**Task goal**
Please return every line in the entries below with the word "true" in it.

**Records shown**
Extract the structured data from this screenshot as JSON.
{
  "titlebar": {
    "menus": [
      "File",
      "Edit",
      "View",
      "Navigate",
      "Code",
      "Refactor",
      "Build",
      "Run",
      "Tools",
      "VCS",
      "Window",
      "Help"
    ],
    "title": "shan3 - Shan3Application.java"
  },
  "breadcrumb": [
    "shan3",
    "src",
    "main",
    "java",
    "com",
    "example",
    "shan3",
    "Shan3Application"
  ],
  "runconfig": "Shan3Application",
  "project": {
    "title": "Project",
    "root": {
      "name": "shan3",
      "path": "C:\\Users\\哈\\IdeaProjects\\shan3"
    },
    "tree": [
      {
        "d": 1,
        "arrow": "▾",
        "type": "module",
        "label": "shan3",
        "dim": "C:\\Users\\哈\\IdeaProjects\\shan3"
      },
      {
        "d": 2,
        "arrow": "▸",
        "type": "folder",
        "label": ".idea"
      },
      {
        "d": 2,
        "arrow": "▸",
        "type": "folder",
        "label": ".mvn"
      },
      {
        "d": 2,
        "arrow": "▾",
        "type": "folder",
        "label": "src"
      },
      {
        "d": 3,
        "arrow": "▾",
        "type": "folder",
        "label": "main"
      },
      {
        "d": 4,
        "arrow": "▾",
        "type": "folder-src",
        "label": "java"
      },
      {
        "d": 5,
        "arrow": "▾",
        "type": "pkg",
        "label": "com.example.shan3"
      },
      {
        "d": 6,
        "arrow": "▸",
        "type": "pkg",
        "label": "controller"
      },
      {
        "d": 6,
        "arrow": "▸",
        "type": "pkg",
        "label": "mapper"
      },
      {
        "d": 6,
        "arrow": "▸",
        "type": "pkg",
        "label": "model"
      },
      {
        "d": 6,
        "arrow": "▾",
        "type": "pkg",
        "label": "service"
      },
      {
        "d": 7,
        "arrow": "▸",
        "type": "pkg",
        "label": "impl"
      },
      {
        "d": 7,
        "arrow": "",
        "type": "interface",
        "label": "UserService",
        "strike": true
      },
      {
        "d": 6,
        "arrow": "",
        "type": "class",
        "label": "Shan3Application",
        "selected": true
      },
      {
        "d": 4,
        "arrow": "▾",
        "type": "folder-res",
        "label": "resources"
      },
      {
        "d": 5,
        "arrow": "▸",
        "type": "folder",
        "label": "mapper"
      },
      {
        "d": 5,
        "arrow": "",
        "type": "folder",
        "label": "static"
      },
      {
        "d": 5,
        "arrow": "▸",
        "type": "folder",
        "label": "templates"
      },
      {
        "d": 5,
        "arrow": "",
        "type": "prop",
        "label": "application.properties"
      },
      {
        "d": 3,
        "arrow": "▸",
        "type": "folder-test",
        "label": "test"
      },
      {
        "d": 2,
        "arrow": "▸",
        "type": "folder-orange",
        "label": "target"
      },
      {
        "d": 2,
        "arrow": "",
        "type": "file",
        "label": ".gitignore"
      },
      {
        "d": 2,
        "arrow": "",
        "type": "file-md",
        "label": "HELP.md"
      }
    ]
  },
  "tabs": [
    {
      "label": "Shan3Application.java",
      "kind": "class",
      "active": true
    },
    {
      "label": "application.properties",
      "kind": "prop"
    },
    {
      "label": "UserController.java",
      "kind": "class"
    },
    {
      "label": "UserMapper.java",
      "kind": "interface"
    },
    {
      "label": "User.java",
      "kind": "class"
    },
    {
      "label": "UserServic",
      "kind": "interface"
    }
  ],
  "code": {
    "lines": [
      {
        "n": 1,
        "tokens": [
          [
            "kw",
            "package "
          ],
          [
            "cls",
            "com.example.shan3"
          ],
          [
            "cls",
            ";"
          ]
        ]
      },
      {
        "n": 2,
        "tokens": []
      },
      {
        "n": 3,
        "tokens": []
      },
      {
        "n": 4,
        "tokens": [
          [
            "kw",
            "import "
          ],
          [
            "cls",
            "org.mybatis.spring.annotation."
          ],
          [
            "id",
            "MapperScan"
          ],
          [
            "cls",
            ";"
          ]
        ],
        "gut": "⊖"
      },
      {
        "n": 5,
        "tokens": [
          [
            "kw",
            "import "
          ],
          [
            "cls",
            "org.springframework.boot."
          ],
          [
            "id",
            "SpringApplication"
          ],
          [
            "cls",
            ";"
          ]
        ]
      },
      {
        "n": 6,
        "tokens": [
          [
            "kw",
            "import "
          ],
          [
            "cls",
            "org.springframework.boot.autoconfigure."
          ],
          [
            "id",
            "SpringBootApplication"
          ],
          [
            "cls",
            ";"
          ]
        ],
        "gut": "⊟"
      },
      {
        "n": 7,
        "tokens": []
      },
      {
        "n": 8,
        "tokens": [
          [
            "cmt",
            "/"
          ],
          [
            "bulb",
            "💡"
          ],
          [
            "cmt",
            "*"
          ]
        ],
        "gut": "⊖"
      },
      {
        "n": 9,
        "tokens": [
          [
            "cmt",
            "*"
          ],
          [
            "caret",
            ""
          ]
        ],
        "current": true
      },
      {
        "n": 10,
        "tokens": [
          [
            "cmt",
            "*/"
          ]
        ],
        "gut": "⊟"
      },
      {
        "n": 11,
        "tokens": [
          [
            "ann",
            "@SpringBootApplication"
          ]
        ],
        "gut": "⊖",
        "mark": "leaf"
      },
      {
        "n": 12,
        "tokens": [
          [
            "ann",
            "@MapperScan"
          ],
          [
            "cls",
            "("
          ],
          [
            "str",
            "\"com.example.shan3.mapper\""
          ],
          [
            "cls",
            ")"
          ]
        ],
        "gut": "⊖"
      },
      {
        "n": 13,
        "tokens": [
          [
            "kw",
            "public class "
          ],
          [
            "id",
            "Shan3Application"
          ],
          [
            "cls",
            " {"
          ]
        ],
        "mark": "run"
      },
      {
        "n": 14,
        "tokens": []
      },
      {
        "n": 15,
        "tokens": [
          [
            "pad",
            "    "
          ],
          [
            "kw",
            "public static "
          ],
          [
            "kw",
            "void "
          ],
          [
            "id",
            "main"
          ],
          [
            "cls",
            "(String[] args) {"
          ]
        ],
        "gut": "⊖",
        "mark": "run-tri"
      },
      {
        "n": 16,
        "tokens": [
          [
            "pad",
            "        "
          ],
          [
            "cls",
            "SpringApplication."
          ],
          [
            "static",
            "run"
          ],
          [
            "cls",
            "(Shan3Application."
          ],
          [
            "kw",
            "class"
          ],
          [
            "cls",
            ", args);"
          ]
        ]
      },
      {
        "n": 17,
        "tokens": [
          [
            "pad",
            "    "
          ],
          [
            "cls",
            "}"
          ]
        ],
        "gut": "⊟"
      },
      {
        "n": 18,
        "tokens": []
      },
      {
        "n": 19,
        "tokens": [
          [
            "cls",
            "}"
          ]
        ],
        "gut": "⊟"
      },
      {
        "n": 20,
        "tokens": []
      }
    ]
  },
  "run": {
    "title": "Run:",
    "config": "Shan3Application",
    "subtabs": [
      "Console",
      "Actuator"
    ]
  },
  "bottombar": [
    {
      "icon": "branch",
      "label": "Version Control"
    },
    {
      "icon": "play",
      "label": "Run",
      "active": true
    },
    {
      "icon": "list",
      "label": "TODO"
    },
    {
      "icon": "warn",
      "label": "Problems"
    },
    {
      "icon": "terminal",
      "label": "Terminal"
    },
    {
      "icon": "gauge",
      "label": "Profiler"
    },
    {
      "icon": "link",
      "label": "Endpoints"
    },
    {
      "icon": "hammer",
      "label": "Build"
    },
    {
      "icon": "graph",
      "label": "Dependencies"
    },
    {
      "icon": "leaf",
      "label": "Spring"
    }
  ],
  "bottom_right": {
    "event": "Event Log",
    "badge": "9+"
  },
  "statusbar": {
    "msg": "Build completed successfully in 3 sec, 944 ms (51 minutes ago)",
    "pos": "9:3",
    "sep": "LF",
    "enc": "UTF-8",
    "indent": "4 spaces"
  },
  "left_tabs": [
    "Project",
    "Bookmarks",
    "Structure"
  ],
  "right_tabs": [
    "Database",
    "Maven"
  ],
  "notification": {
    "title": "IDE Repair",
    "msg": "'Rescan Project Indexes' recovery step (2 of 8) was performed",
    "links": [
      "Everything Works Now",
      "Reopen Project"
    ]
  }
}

**Output for this exercise**
        "strike": true
        "selected": true
      "active": true
        "current": true
      "active": true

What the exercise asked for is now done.